Number 7   Jian Bing – the famous egg pancake
Number 8   Dan Gao – street cakes
Number 9   Shao mai – sticky rice treats
Number 10  Summer on a Stick – fresh fruits

Number 11  You Tiao – deep-fried breadsticks
Number 12  Dan Juan – egg rolls
Number 13  Shao Kao – street barbecue
Number 14  Bao Mi Hua – exploding rice flowers
Number 15  Chou Doufu – stinky tofu
Number 16  Bing Tang Shan Zha – crystal sugar hawthorns
Number 17  Mutton Polo
Number 18  Yumi Bang – puffed corn sticks
Number 19  Mian Hua Tang – cotton candy
Number 20  You Dunzi – fried radish cakes
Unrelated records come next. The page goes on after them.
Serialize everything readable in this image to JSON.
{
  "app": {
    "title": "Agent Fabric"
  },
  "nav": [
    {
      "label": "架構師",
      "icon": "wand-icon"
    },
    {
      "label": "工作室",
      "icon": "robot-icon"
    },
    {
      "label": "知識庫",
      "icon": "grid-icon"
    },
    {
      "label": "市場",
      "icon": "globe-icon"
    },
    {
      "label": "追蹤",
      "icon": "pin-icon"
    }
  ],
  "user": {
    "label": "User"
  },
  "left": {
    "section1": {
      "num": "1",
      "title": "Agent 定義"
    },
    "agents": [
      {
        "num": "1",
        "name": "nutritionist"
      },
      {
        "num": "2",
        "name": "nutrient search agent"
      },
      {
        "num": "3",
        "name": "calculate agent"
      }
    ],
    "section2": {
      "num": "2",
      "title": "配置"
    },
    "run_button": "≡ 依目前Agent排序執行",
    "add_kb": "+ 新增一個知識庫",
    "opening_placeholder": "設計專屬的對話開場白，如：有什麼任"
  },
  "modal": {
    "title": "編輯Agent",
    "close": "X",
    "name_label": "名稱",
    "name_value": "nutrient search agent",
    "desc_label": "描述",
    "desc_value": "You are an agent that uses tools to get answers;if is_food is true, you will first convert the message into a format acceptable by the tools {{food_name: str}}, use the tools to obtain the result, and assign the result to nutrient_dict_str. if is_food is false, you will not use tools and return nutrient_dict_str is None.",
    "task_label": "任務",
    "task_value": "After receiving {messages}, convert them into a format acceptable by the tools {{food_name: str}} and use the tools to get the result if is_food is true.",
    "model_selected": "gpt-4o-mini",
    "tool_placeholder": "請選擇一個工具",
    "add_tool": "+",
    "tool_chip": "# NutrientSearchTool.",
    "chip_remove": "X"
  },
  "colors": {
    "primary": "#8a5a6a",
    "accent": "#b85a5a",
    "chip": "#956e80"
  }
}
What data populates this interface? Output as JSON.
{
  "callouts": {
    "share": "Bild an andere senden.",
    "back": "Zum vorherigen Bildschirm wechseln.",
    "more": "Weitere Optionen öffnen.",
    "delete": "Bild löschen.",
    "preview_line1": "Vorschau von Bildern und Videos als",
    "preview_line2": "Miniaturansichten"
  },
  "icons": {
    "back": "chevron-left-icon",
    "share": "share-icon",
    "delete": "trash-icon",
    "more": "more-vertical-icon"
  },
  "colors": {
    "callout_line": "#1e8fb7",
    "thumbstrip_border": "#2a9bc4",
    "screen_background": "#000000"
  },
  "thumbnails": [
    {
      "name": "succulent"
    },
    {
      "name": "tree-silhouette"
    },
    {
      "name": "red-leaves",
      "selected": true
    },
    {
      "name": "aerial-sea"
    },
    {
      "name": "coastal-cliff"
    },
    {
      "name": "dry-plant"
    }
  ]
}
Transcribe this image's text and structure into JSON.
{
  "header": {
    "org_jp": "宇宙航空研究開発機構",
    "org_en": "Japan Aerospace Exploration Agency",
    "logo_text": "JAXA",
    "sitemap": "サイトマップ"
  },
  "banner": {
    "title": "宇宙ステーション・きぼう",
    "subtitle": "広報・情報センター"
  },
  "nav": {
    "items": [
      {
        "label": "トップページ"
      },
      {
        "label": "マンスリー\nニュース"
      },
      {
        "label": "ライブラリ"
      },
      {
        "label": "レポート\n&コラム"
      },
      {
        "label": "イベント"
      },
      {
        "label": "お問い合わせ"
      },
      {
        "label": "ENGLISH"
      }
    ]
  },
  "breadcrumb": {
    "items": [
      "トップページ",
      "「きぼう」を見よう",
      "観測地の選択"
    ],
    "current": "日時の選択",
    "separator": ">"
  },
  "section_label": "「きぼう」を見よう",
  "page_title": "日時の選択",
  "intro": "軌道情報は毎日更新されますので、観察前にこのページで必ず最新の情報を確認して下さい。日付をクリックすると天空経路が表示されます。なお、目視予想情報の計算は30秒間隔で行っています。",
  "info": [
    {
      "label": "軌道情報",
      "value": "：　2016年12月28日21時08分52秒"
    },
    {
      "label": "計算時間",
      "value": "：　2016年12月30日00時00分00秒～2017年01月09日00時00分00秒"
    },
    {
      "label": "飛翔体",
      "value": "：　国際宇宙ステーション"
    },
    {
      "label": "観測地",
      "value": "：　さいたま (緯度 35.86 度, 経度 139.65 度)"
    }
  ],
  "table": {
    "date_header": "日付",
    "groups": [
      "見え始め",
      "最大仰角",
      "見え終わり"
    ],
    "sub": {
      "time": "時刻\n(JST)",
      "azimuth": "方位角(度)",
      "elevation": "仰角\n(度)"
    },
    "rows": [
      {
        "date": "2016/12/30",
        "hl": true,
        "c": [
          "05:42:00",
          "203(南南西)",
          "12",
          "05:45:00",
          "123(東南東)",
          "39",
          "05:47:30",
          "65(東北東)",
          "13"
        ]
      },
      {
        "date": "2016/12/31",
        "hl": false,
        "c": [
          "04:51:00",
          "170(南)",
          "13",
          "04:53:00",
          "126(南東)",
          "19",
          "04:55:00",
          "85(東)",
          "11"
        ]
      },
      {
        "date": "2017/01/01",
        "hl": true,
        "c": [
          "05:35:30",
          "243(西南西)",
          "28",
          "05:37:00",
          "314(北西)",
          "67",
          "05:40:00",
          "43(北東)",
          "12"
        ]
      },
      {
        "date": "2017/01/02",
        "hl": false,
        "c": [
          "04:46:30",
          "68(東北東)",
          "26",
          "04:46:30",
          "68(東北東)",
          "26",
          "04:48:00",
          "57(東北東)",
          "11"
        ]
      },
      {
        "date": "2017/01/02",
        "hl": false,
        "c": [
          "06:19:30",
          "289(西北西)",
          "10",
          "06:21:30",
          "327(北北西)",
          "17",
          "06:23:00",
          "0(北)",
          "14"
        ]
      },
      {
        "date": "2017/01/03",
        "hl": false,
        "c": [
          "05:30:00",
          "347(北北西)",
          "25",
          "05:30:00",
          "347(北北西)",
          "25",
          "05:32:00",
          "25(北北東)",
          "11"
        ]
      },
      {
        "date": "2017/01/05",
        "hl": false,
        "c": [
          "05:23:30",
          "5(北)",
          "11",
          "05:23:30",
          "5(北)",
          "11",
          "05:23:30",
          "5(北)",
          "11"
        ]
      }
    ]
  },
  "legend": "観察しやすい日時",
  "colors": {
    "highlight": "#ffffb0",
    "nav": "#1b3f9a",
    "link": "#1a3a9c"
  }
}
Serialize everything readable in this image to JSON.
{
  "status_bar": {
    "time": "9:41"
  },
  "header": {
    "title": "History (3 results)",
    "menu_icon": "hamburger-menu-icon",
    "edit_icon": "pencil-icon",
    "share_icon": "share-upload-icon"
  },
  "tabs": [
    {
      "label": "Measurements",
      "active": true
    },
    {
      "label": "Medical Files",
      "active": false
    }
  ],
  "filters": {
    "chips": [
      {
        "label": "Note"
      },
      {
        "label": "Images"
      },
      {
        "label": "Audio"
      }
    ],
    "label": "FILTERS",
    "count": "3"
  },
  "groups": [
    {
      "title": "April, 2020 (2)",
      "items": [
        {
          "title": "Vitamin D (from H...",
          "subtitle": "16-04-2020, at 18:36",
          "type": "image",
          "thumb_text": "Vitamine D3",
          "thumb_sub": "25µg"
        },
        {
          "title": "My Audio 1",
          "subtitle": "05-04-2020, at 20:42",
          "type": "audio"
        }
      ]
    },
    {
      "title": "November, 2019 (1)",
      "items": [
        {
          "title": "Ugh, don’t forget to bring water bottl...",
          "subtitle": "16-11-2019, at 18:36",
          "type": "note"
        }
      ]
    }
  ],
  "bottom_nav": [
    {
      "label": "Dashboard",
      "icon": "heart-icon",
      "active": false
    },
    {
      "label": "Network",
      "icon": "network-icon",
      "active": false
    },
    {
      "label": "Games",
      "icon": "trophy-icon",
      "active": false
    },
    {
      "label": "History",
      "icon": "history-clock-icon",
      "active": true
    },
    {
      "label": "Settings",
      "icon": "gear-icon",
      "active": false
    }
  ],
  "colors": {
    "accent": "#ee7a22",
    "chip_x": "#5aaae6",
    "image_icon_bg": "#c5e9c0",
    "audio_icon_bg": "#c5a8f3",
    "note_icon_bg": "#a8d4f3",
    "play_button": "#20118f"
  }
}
Number 21  Suzhou Shi Yue Bing – homestyle mooncakes 
Number 22  Gui Hua Lian’ou – honeyed lotus root stuffed with sticky rice
Number 23  Cong You Ban Mian – scallion oil noodles
Number 24  Guotie – potsticker dumplings
Number 25  Nuomi Cai Tou – fried clover pancakes
Number 26  Da Bing, Shao Bing – sesame breakfast pastries
Number 27  Ci Fan – sticky rice breakfast balls
Number 28  Gui Hua Gao – steamed osmanthus cake
Number 29  Zongzi – bamboo leaf wrapped sticky rice
Number 30  Shengjianbao – pan-fried dumplings

Number 31  Mala Tang – DIY spicy soup

  • https://www.blogger.com/profile/18155270197400039566 Yin

    I love this Yóu tiáo 油条 very much, missed them too. Hardly can find good You tiao in Auckland, not so crispy like back home 🙁
    I enjoyed street food in China too, tasted "you tiao" at road side when we traveled to Beijing back in 2001, so thin and cripsy and the "dou fu nau" (Tofu jelly) Yummmy……

  • https://www.blogger.com/profile/06517771659910444299 Jeannie

    These you tiaos are very popular among us in Malaysia too…there're even franchises all over the city selling just you tiao and congee and soya bean milk! Cheap and delicious!